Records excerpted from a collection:

********************

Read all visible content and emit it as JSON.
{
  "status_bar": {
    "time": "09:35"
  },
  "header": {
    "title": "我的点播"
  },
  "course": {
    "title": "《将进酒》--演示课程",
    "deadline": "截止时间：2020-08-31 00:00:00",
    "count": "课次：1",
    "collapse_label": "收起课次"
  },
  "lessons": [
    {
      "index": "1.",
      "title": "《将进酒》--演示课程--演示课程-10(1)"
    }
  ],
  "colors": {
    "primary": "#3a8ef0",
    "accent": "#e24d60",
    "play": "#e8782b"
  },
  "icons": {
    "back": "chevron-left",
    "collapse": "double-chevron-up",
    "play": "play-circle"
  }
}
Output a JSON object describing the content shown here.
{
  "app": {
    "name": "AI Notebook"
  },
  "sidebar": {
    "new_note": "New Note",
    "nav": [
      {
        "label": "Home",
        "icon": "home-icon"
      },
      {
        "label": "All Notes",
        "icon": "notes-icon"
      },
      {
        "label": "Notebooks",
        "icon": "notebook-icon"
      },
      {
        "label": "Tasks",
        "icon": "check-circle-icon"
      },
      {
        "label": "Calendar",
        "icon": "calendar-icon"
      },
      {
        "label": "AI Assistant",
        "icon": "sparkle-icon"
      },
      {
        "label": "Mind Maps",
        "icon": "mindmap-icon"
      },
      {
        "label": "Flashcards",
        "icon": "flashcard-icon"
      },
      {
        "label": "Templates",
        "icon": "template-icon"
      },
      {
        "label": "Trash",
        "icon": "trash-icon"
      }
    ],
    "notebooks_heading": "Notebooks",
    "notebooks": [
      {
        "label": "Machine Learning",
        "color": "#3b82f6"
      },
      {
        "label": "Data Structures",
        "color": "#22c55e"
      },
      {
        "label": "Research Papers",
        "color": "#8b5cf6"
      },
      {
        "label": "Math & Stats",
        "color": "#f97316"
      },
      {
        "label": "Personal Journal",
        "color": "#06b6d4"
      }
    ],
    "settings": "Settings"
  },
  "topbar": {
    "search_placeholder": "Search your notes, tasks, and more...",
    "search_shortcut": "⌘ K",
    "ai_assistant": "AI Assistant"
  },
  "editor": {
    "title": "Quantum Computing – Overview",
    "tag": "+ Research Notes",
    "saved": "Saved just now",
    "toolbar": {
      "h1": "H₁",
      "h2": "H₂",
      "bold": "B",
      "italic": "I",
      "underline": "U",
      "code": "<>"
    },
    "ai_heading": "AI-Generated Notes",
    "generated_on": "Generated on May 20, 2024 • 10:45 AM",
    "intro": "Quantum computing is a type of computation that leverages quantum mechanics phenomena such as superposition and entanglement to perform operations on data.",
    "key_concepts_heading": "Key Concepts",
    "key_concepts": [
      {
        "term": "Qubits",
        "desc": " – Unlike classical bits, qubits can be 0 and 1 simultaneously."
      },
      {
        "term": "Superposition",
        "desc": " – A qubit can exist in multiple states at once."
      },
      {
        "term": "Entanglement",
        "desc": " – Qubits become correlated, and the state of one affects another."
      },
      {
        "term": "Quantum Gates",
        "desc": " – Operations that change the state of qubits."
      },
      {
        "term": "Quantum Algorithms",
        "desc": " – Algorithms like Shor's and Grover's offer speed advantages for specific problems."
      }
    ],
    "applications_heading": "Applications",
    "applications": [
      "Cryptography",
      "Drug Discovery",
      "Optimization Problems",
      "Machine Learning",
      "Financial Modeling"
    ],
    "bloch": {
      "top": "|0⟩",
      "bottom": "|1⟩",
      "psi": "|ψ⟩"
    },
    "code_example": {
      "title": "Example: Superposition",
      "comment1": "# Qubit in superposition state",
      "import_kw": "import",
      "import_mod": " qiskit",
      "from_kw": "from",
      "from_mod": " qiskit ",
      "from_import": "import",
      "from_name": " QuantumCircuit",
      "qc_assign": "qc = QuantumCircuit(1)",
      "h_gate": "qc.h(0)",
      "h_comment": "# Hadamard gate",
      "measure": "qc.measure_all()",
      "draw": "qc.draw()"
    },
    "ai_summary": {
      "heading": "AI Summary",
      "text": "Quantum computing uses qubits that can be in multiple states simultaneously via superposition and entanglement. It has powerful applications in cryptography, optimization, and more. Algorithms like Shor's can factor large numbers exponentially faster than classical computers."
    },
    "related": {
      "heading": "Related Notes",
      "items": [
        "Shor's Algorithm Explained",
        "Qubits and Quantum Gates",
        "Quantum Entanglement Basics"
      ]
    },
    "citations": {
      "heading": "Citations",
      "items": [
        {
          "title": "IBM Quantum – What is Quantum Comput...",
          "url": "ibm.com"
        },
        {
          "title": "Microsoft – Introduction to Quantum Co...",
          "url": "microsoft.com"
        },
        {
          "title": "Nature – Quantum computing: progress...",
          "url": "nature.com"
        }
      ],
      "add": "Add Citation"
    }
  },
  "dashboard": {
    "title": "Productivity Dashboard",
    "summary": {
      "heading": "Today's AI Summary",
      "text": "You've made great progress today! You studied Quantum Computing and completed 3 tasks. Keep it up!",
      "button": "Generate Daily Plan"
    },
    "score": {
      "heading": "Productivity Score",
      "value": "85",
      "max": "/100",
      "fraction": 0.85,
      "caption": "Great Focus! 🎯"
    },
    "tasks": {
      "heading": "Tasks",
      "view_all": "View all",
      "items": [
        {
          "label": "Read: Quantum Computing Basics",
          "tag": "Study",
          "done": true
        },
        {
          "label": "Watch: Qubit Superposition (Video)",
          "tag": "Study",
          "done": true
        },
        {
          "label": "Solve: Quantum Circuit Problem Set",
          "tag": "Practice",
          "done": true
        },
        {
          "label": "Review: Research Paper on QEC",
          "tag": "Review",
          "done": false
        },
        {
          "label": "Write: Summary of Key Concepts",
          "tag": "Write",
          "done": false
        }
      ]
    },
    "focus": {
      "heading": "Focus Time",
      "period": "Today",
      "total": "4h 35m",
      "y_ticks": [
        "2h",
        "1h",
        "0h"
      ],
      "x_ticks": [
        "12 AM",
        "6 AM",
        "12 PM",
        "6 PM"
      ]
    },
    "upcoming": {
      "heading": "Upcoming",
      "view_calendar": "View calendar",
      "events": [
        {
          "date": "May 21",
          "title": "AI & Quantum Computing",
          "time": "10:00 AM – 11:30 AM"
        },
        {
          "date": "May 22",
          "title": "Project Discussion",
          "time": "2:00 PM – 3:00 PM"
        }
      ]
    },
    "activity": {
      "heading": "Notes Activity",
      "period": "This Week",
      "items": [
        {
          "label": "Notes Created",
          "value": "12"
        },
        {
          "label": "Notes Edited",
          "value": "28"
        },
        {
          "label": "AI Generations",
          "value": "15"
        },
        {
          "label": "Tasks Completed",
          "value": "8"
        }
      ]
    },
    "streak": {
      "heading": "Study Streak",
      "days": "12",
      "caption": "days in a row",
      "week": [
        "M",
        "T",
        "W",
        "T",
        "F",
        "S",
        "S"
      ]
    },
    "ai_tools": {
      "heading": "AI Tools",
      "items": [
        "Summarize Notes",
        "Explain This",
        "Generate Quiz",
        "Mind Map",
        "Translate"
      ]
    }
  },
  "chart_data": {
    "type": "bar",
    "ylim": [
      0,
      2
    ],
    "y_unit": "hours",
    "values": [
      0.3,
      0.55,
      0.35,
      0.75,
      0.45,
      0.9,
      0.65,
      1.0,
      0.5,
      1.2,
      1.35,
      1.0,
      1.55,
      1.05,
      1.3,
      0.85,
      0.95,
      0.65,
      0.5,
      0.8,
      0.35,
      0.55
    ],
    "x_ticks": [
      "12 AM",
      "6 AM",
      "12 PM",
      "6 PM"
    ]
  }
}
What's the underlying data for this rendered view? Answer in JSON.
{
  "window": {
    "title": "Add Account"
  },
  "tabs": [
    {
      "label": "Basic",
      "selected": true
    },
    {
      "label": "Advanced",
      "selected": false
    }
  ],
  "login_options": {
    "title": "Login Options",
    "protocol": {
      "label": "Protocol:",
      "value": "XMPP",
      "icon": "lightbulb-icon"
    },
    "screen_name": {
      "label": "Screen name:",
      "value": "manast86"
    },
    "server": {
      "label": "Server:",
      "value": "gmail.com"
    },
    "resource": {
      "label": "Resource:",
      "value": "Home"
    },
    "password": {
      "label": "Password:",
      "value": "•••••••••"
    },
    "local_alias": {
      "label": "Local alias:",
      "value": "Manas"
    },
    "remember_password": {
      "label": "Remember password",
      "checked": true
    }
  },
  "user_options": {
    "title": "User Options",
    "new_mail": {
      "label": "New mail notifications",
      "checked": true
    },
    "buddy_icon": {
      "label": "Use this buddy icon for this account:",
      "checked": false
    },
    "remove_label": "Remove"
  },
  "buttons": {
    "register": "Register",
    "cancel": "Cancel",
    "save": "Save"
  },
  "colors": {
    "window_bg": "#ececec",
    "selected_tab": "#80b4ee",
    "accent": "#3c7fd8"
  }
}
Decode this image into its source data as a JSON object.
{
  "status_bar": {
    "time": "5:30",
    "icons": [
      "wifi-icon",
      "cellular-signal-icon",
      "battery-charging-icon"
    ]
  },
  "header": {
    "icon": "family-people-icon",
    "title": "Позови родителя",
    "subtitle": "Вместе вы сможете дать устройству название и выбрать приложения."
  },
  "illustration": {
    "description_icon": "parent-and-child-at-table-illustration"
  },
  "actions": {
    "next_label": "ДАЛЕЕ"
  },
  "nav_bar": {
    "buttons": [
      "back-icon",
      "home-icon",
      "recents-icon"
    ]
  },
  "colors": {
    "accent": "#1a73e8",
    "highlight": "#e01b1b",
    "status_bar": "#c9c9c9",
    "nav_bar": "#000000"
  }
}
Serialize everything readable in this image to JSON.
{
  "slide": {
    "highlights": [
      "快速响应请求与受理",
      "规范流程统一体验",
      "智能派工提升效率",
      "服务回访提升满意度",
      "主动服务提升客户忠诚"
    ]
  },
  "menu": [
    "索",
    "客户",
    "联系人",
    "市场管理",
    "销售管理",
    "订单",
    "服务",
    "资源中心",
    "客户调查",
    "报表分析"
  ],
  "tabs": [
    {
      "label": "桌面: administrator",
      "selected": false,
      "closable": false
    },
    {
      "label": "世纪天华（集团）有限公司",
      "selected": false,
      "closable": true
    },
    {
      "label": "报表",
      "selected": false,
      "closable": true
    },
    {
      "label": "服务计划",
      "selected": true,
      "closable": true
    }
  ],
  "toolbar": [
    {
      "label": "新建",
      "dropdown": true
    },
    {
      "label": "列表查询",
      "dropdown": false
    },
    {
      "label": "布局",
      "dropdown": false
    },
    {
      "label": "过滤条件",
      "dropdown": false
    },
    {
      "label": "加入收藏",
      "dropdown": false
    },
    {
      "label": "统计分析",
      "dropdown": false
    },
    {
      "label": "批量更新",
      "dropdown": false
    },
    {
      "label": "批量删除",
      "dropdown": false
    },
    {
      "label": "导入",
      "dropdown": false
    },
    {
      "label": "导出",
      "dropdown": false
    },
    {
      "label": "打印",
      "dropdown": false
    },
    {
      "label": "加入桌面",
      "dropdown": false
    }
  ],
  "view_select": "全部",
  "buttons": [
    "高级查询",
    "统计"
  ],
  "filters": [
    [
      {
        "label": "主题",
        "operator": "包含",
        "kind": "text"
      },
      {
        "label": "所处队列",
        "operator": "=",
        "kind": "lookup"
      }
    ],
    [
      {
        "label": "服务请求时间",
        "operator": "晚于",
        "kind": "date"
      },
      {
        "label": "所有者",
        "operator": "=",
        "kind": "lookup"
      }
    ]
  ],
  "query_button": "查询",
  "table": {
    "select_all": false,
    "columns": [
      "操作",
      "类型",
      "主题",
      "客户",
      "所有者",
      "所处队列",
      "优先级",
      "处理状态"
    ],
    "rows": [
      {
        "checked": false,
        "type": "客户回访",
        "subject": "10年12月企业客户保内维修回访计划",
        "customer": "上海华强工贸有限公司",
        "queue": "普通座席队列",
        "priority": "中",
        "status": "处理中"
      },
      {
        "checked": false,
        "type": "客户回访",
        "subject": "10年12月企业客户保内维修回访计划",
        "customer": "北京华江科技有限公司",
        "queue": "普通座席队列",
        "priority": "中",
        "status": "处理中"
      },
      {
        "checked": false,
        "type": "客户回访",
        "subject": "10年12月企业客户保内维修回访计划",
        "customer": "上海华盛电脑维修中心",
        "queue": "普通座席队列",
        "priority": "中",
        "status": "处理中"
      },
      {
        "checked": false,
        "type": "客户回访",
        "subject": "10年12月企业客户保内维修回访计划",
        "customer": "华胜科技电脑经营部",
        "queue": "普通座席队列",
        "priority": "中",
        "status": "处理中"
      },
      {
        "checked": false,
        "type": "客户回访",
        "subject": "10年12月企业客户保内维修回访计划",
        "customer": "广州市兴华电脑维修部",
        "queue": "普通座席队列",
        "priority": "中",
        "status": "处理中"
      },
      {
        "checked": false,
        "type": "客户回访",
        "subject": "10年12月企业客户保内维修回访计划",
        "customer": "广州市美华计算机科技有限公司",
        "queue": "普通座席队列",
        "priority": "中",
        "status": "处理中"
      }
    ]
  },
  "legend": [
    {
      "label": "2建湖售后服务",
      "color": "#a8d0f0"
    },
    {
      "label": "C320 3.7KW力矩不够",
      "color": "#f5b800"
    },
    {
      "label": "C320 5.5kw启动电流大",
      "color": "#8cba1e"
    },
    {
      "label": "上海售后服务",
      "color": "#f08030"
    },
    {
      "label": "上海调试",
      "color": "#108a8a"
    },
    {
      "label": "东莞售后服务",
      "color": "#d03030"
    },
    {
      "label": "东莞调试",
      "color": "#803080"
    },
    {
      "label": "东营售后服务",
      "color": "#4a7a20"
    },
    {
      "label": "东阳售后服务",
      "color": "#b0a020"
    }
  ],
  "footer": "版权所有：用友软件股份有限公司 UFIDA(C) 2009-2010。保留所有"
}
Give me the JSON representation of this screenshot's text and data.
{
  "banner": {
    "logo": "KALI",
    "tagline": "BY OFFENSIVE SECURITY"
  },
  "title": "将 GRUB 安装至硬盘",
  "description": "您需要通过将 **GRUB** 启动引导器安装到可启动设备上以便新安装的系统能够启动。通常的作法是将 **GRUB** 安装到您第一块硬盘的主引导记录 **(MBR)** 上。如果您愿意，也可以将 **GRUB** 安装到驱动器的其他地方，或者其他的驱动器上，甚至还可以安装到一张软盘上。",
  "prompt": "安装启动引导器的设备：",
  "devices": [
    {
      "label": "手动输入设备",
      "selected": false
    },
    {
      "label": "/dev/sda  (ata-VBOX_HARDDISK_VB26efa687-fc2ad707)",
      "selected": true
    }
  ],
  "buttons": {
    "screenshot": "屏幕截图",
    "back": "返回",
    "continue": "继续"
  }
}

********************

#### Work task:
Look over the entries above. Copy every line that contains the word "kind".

#### Response below:
        "kind": "text"
        "kind": "lookup"
        "kind": "date"
        "kind": "lookup"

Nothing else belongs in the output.